Owning our data choices centers our ethical responsibility as IR/IE professionals. If data are only weakly objective, we cannot fall back on well-defined rules that will always ensure our integrity. Things can go wrong despite our best intentions. We must acknowledge that we are obligated to respond for, to give an account of, our decisions. We can only do that if we are intentional about the ethics that we build into our data. One might be tempted to be omni-responsible by being omni-principled, demanding that our data consistently embody some core set of ethical values. But this is, in fact, the opposite of responsibility. To adhere to a principle slavishly is to deflect onto the principle the responsibility that ought to be ours. That, of course, inevitably fails: we chose the principles. Principles are most helpful as guides to decision-making established before a difficult situation arises, when we can calmly consider all of the nuances without the distraction of our immediate interests. That is the great virtue of the AIR Statement of Ethical Principles. We have decided ahead of time that privacy, confidentiality, accuracy, and transparency are almost always better than the alternatives. Principles help make decisions, but they are never a substitute for responsible decision-making.
Being intentional, then, means not that we always adhere to a definite set of principles but that we choose very deliberately how we will develop, select, and model data with the ethical questions of the intended application in mind. Ultimately our data and models support interventions that our institutions see as good into circumstances that our institutions see as problems. We can best bear our responsibility by tuning our data and models to intentionally further the ethical resolution of those problems. Characterizing students as at-risk based in part on ethnicity may recognize histories of unjust primary- and secondary-education segregation in an institution’s service area, making non-resident alien status a meaningful distinction from U.S.-based students. Creating a climate of inclusion may make international students’ ethnicity more important than their visa status. The ethical action is not to always choose one or the other, but to choose the race/ethnicity field for which we are prepared to be accountable.
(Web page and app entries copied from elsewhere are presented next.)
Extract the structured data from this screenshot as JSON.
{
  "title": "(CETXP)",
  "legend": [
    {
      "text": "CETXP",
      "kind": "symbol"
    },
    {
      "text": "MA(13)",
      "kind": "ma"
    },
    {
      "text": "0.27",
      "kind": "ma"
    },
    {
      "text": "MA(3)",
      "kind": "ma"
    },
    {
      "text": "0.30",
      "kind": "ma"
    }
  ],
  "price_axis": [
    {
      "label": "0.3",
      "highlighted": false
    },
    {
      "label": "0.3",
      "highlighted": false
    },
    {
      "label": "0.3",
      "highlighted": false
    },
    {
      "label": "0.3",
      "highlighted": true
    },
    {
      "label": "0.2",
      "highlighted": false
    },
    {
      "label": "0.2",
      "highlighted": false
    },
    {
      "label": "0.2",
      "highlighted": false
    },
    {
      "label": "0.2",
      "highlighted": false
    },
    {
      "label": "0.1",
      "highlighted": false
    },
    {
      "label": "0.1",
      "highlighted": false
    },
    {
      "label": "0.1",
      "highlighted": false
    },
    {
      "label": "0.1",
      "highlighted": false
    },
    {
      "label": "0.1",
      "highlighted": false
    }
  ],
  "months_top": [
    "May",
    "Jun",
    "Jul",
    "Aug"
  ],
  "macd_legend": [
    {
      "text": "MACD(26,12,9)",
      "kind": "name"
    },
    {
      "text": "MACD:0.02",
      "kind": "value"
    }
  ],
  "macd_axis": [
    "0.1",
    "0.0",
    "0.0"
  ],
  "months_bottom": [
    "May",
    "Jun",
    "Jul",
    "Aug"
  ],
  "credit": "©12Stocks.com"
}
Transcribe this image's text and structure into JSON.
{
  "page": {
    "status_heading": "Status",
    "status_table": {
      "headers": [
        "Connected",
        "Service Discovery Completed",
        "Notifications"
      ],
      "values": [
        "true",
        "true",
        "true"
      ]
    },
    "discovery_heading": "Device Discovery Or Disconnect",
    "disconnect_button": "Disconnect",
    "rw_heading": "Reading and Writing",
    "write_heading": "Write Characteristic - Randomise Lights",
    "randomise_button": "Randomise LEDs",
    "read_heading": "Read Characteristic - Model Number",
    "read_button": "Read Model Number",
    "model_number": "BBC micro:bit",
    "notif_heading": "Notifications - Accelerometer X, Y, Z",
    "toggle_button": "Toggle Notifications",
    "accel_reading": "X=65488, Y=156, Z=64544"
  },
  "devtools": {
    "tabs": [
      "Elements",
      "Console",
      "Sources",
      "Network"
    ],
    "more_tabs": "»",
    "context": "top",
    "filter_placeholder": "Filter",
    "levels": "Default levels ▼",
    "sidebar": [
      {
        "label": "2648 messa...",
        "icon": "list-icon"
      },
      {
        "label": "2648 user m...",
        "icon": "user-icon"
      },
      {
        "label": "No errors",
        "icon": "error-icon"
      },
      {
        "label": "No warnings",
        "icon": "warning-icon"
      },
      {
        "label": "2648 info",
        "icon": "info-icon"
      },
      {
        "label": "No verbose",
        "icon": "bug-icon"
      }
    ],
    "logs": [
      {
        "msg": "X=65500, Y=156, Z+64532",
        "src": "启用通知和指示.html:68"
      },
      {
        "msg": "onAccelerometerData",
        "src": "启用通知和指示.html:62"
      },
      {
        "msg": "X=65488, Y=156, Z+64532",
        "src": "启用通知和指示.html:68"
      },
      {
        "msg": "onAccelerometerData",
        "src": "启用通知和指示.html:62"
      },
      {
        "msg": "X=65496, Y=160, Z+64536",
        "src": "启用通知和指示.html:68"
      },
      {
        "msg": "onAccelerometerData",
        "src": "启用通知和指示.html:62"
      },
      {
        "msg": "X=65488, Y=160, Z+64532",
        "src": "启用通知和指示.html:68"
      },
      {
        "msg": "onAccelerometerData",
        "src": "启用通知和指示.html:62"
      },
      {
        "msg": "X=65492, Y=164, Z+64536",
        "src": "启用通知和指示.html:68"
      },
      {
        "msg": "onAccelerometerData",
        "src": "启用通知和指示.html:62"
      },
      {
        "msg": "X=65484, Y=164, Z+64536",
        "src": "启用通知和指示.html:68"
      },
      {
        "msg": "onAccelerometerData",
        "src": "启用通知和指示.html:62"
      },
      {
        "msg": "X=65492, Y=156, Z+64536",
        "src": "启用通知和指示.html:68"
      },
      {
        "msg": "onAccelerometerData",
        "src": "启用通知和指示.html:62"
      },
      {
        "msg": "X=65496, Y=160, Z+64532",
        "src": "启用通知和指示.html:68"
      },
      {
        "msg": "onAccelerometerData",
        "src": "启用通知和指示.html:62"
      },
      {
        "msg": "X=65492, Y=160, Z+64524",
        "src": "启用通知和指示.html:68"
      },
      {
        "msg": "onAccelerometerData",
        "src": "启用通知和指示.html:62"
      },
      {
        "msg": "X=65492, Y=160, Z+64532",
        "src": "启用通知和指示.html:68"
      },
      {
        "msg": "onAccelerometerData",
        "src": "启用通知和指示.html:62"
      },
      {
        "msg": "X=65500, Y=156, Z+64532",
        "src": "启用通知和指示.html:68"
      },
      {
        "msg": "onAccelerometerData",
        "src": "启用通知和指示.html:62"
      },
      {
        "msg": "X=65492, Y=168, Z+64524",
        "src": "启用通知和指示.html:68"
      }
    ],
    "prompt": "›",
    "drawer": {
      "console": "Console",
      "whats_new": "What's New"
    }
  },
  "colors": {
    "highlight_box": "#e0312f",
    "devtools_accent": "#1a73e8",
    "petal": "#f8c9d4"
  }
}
The unethical action is to attempt to avoid the choice altogether. Doing so may be soothing to troubled souls, but avoiding responsibility is only a screen that hides the inherent ethical nature of our choices. We are unavoidably responsible for the consequences of our choices about data as IR/IE professionals. We should acknowledge that responsibility in everything we do.
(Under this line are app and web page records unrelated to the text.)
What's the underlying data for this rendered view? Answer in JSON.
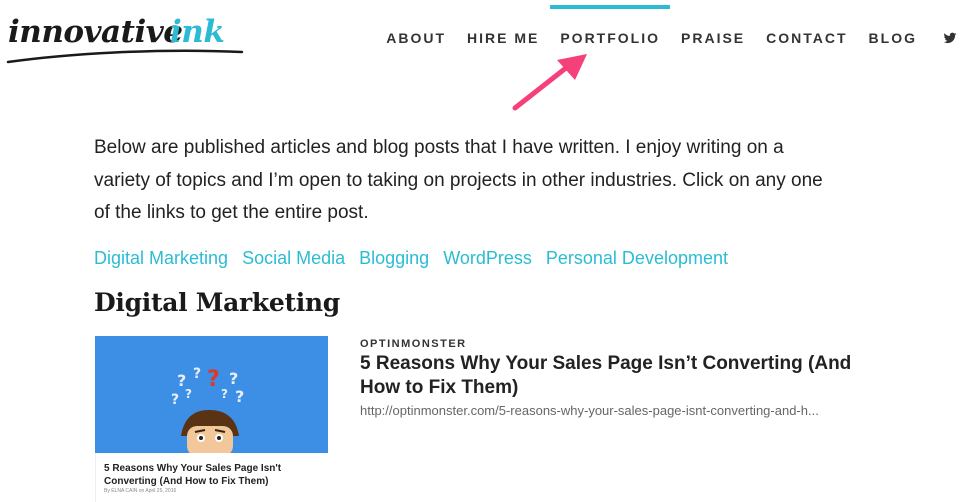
{
  "brand": {
    "logo_word_main": "innovative",
    "logo_word_accent": "ink",
    "accent_color": "#2bbcd4"
  },
  "nav": {
    "items": [
      "ABOUT",
      "HIRE ME",
      "PORTFOLIO",
      "PRAISE",
      "CONTACT",
      "BLOG"
    ],
    "active": "PORTFOLIO",
    "social_icon": "twitter-icon"
  },
  "annotation": {
    "arrow_color": "#f6407a"
  },
  "intro": "Below are published articles and blog posts that I have written. I enjoy writing on a variety of topics and I’m open to taking on projects in other industries. Click on any one of the links to get the entire post.",
  "categories": [
    "Digital Marketing",
    "Social Media",
    "Blogging",
    "WordPress",
    "Personal Development"
  ],
  "section": {
    "title": "Digital Marketing"
  },
  "article": {
    "source": "OPTINMONSTER",
    "title": "5 Reasons Why Your Sales Page Isn’t Converting (And How to Fix Them)",
    "url": "http://optinmonster.com/5-reasons-why-your-sales-page-isnt-converting-and-h...",
    "thumbnail": {
      "caption": "5 Reasons Why Your Sales Page Isn't Converting (And How to Fix Them)",
      "byline": "By ELNA CAIN on April 25, 2016"
    }
  }
}
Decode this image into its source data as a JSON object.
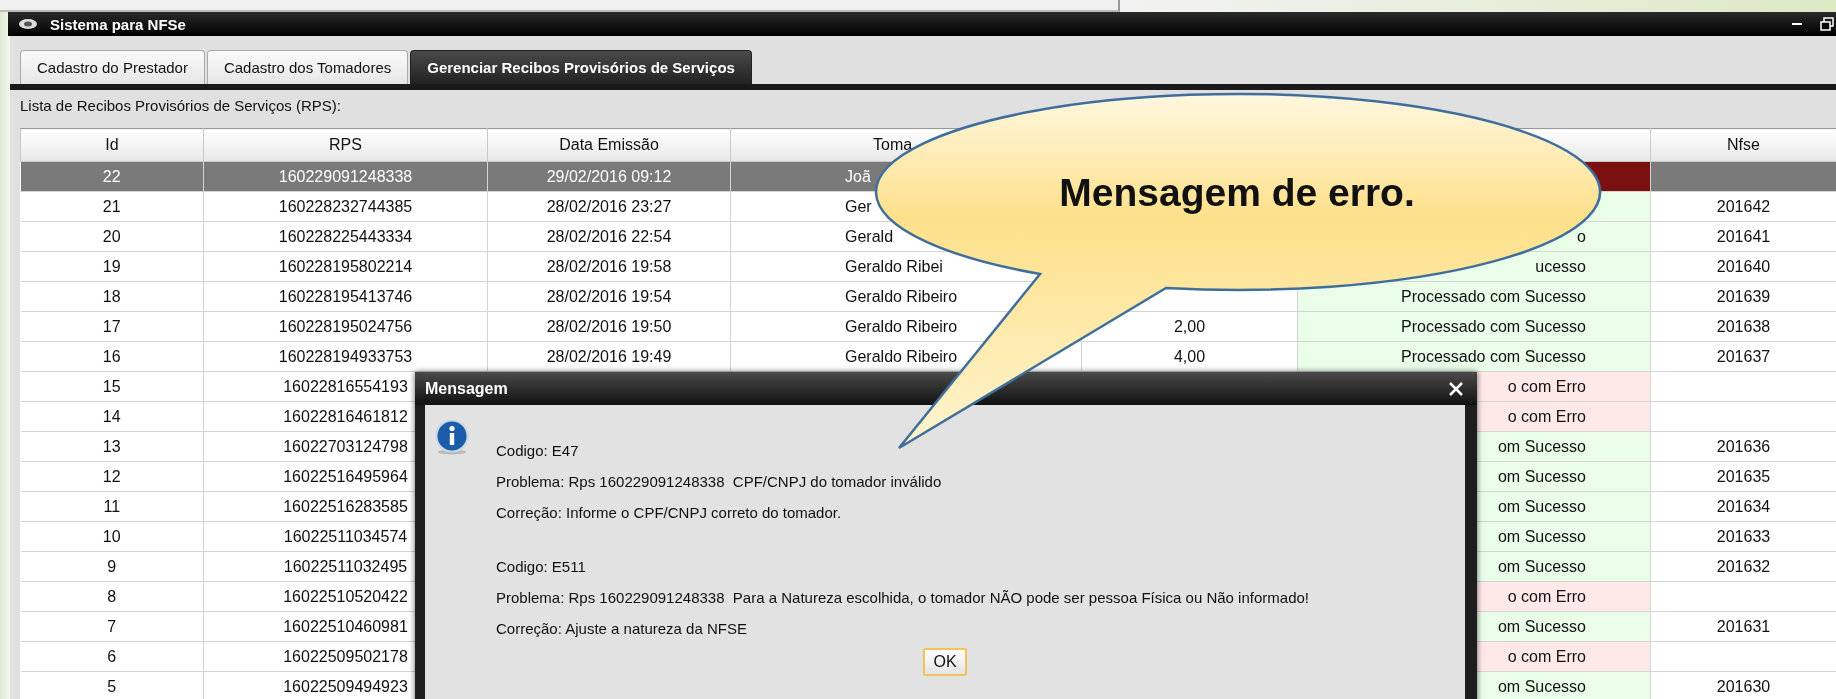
{
  "window": {
    "title": "Sistema para NFSe"
  },
  "tabs": [
    {
      "label": "Cadastro do Prestador",
      "selected": false
    },
    {
      "label": "Cadastro dos Tomadores",
      "selected": false
    },
    {
      "label": "Gerenciar Recibos Provisórios de Serviços",
      "selected": true
    }
  ],
  "list_label": "Lista de Recibos Provisórios de Serviços (RPS):",
  "table": {
    "columns": [
      {
        "label": "Id"
      },
      {
        "label": "RPS"
      },
      {
        "label": "Data Emissão"
      },
      {
        "label": "Toma"
      },
      {},
      {},
      {
        "label": "Nfse"
      }
    ],
    "rows": [
      {
        "id": "22",
        "rps": "160229091248338",
        "date": "29/02/2016 09:12",
        "tomador": "Joã",
        "failed": true,
        "selected": true
      },
      {
        "id": "21",
        "rps": "160228232744385",
        "date": "28/02/2016 23:27",
        "tomador": "Ger",
        "failed": false,
        "nfse": "201642",
        "selected": false
      },
      {
        "id": "20",
        "rps": "160228225443334",
        "date": "28/02/2016 22:54",
        "tomador": "Gerald",
        "status": "o",
        "failed": false,
        "nfse": "201641",
        "selected": false
      },
      {
        "id": "19",
        "rps": "160228195802214",
        "date": "28/02/2016 19:58",
        "tomador": "Geraldo Ribei",
        "status": "ucesso",
        "failed": false,
        "nfse": "201640",
        "selected": false
      },
      {
        "id": "18",
        "rps": "160228195413746",
        "date": "28/02/2016 19:54",
        "tomador": "Geraldo Ribeiro",
        "status": "Processado com Sucesso",
        "failed": false,
        "nfse": "201639",
        "selected": false
      },
      {
        "id": "17",
        "rps": "160228195024756",
        "date": "28/02/2016 19:50",
        "tomador": "Geraldo Ribeiro",
        "valor": "2,00",
        "status": "Processado com Sucesso",
        "failed": false,
        "nfse": "201638",
        "selected": false
      },
      {
        "id": "16",
        "rps": "160228194933753",
        "date": "28/02/2016 19:49",
        "tomador": "Geraldo Ribeiro",
        "valor": "4,00",
        "status": "Processado com Sucesso",
        "failed": false,
        "nfse": "201637",
        "selected": false
      },
      {
        "id": "15",
        "rps": "16022816554193",
        "status": "o com Erro",
        "failed": true,
        "selected": false
      },
      {
        "id": "14",
        "rps": "16022816461812",
        "status": "o com Erro",
        "failed": true,
        "selected": false
      },
      {
        "id": "13",
        "rps": "16022703124798",
        "status": "om Sucesso",
        "failed": false,
        "nfse": "201636",
        "selected": false
      },
      {
        "id": "12",
        "rps": "16022516495964",
        "status": "om Sucesso",
        "failed": false,
        "nfse": "201635",
        "selected": false
      },
      {
        "id": "11",
        "rps": "16022516283585",
        "status": "om Sucesso",
        "failed": false,
        "nfse": "201634",
        "selected": false
      },
      {
        "id": "10",
        "rps": "16022511034574",
        "status": "om Sucesso",
        "failed": false,
        "nfse": "201633",
        "selected": false
      },
      {
        "id": "9",
        "rps": "16022511032495",
        "status": "om Sucesso",
        "failed": false,
        "nfse": "201632",
        "selected": false
      },
      {
        "id": "8",
        "rps": "16022510520422",
        "status": "o com Erro",
        "failed": true,
        "selected": false
      },
      {
        "id": "7",
        "rps": "16022510460981",
        "status": "om Sucesso",
        "failed": false,
        "nfse": "201631",
        "selected": false
      },
      {
        "id": "6",
        "rps": "16022509502178",
        "status": "o com Erro",
        "failed": true,
        "selected": false
      },
      {
        "id": "5",
        "rps": "16022509494923",
        "status": "om Sucesso",
        "failed": false,
        "nfse": "201630",
        "selected": false
      }
    ]
  },
  "dialog": {
    "title": "Mensagem",
    "messages": [
      {
        "lines": [
          "Codigo: E47",
          "Problema: Rps 160229091248338  CPF/CNPJ do tomador inválido",
          "Correção: Informe o CPF/CNPJ correto do tomador."
        ]
      },
      {
        "lines": [
          "Codigo: E511",
          "Problema: Rps 160229091248338  Para a Natureza escolhida, o tomador NÃO pode ser pessoa Física ou Não informado!",
          "Correção: Ajuste a natureza da NFSE"
        ]
      }
    ],
    "button": "OK"
  },
  "callout": {
    "text": "Mensagem de erro."
  }
}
Jeffrey Alan Johnson is Director of Institutional Research and Effectiveness at Wartburg College in Waverly, Iowa and a leading scholar in the area of information ethics in higher education administration. His recent book, "Toward Information Justice: Technology, Politics, and Policy for Data in Higher Education Administration" (New York: Springer, 2018), breaks new ground in the study of ethics in public organizations’ use of information technologies. He previously served as President of the Rocky Mountain Association for Institutional Research. Dr. Johnson holds a Ph.D. in political science from the University of Wisconsin-Madison.